» **Exercise objective**: Return the full listing, character for character.

* * * * * * *

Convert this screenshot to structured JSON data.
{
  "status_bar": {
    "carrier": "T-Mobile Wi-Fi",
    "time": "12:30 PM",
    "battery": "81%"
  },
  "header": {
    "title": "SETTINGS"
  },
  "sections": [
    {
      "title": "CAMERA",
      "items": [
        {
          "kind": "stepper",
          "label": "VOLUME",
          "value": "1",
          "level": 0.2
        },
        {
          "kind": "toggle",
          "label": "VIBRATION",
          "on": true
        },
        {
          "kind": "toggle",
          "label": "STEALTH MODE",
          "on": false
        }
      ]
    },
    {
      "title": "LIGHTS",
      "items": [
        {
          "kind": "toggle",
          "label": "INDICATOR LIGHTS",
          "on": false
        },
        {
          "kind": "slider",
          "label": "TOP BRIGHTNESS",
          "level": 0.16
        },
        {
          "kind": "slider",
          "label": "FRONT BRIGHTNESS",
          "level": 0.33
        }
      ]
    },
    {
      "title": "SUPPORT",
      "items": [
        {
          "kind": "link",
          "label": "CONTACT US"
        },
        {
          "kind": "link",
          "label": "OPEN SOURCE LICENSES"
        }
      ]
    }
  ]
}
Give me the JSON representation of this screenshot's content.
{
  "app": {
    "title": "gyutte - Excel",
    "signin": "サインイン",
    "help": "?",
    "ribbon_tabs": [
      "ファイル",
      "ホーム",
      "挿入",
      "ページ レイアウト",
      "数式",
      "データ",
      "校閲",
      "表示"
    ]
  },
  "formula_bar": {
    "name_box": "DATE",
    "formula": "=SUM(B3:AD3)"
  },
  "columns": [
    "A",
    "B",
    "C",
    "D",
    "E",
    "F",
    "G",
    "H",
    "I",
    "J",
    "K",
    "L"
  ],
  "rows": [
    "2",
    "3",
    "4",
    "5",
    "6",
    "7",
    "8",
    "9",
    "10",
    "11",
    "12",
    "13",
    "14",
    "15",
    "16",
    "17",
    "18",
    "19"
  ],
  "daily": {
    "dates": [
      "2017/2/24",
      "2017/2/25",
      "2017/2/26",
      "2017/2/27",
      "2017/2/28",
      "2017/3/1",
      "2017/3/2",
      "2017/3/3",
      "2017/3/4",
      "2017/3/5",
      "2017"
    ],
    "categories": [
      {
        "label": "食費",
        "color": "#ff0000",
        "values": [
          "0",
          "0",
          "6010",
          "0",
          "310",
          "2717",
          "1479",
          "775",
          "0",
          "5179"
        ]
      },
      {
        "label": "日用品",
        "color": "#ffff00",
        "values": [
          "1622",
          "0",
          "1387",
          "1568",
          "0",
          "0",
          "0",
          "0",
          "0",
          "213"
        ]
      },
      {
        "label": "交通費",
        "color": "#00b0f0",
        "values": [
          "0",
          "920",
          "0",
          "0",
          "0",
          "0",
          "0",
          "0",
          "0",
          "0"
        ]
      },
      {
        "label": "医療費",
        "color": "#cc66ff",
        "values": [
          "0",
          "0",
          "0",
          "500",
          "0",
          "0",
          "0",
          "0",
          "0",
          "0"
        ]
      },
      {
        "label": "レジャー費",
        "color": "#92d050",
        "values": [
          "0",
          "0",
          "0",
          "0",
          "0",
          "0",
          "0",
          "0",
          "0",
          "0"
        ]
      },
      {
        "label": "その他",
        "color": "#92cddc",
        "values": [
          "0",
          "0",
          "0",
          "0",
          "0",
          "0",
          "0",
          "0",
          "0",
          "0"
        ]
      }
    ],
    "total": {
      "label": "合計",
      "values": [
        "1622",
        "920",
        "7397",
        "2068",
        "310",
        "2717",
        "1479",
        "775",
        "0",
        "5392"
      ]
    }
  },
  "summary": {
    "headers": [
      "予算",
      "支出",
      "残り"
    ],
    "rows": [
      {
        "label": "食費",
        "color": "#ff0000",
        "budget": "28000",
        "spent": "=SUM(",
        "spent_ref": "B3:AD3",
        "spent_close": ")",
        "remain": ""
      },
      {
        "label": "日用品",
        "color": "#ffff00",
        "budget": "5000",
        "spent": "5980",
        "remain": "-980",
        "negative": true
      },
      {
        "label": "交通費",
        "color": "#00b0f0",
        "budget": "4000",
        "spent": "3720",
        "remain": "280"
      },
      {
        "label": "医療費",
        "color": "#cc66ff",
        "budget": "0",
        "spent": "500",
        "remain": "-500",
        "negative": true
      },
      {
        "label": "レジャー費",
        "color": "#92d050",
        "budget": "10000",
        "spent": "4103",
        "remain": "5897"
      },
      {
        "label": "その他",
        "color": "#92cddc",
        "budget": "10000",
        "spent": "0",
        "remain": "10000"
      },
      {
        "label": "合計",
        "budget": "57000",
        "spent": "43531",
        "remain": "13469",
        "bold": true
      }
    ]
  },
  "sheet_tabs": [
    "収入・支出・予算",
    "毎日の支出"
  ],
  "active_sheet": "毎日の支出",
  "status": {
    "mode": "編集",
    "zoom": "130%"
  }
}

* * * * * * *

» **Reply**:
Convert this screenshot to structured JSON data.
{
  "status_bar": {
    "carrier": "T-Mobile Wi-Fi",
    "time": "12:30 PM",
    "battery": "81%"
  },
  "header": {
    "title": "SETTINGS"
  },
  "sections": [
    {
      "title": "CAMERA",
      "items": [
        {
          "kind": "stepper",
          "label": "VOLUME",
          "value": "1",
          "level": 0.2
        },
        {
          "kind": "toggle",
          "label": "VIBRATION",
          "on": true
        },
        {
          "kind": "toggle",
          "label": "STEALTH MODE",
          "on": false
        }
      ]
    },
    {
      "title": "LIGHTS",
      "items": [
        {
          "kind": "toggle",
          "label": "INDICATOR LIGHTS",
          "on": false
        },
        {
          "kind": "slider",
          "label": "TOP BRIGHTNESS",
          "level": 0.16
        },
        {
          "kind": "slider",
          "label": "FRONT BRIGHTNESS",
          "level": 0.33
        }
      ]
    },
    {
      "title": "SUPPORT",
      "items": [
        {
          "kind": "link",
          "label": "CONTACT US"
        },
        {
          "kind": "link",
          "label": "OPEN SOURCE LICENSES"
        }
      ]
    }
  ]
}
Give me the JSON representation of this screenshot's content.
{
  "app": {
    "title": "gyutte - Excel",
    "signin": "サインイン",
    "help": "?",
    "ribbon_tabs": [
      "ファイル",
      "ホーム",
      "挿入",
      "ページ レイアウト",
      "数式",
      "データ",
      "校閲",
      "表示"
    ]
  },
  "formula_bar": {
    "name_box": "DATE",
    "formula": "=SUM(B3:AD3)"
  },
  "columns": [
    "A",
    "B",
    "C",
    "D",
    "E",
    "F",
    "G",
    "H",
    "I",
    "J",
    "K",
    "L"
  ],
  "rows": [
    "2",
    "3",
    "4",
    "5",
    "6",
    "7",
    "8",
    "9",
    "10",
    "11",
    "12",
    "13",
    "14",
    "15",
    "16",
    "17",
    "18",
    "19"
  ],
  "daily": {
    "dates": [
      "2017/2/24",
      "2017/2/25",
      "2017/2/26",
      "2017/2/27",
      "2017/2/28",
      "2017/3/1",
      "2017/3/2",
      "2017/3/3",
      "2017/3/4",
      "2017/3/5",
      "2017"
    ],
    "categories": [
      {
        "label": "食費",
        "color": "#ff0000",
        "values": [
          "0",
          "0",
          "6010",
          "0",
          "310",
          "2717",
          "1479",
          "775",
          "0",
          "5179"
        ]
      },
      {
        "label": "日用品",
        "color": "#ffff00",
        "values": [
          "1622",
          "0",
          "1387",
          "1568",
          "0",
          "0",
          "0",
          "0",
          "0",
          "213"
        ]
      },
      {
        "label": "交通費",
        "color": "#00b0f0",
        "values": [
          "0",
          "920",
          "0",
          "0",
          "0",
          "0",
          "0",
          "0",
          "0",
          "0"
        ]
      },
      {
        "label": "医療費",
        "color": "#cc66ff",
        "values": [
          "0",
          "0",
          "0",
          "500",
          "0",
          "0",
          "0",
          "0",
          "0",
          "0"
        ]
      },
      {
        "label": "レジャー費",
        "color": "#92d050",
        "values": [
          "0",
          "0",
          "0",
          "0",
          "0",
          "0",
          "0",
          "0",
          "0",
          "0"
        ]
      },
      {
        "label": "その他",
        "color": "#92cddc",
        "values": [
          "0",
          "0",
          "0",
          "0",
          "0",
          "0",
          "0",
          "0",
          "0",
          "0"
        ]
      }
    ],
    "total": {
      "label": "合計",
      "values": [
        "1622",
        "920",
        "7397",
        "2068",
        "310",
        "2717",
        "1479",
        "775",
        "0",
        "5392"
      ]
    }
  },
  "summary": {
    "headers": [
      "予算",
      "支出",
      "残り"
    ],
    "rows": [
      {
        "label": "食費",
        "color": "#ff0000",
        "budget": "28000",
        "spent": "=SUM(",
        "spent_ref": "B3:AD3",
        "spent_close": ")",
        "remain": ""
      },
      {
        "label": "日用品",
        "color": "#ffff00",
        "budget": "5000",
        "spent": "5980",
        "remain": "-980",
        "negative": true
      },
      {
        "label": "交通費",
        "color": "#00b0f0",
        "budget": "4000",
        "spent": "3720",
        "remain": "280"
      },
      {
        "label": "医療費",
        "color": "#cc66ff",
        "budget": "0",
        "spent": "500",
        "remain": "-500",
        "negative": true
      },
      {
        "label": "レジャー費",
        "color": "#92d050",
        "budget": "10000",
        "spent": "4103",
        "remain": "5897"
      },
      {
        "label": "その他",
        "color": "#92cddc",
        "budget": "10000",
        "spent": "0",
        "remain": "10000"
      },
      {
        "label": "合計",
        "budget": "57000",
        "spent": "43531",
        "remain": "13469",
        "bold": true
      }
    ]
  },
  "sheet_tabs": [
    "収入・支出・予算",
    "毎日の支出"
  ],
  "active_sheet": "毎日の支出",
  "status": {
    "mode": "編集",
    "zoom": "130%"
  }
}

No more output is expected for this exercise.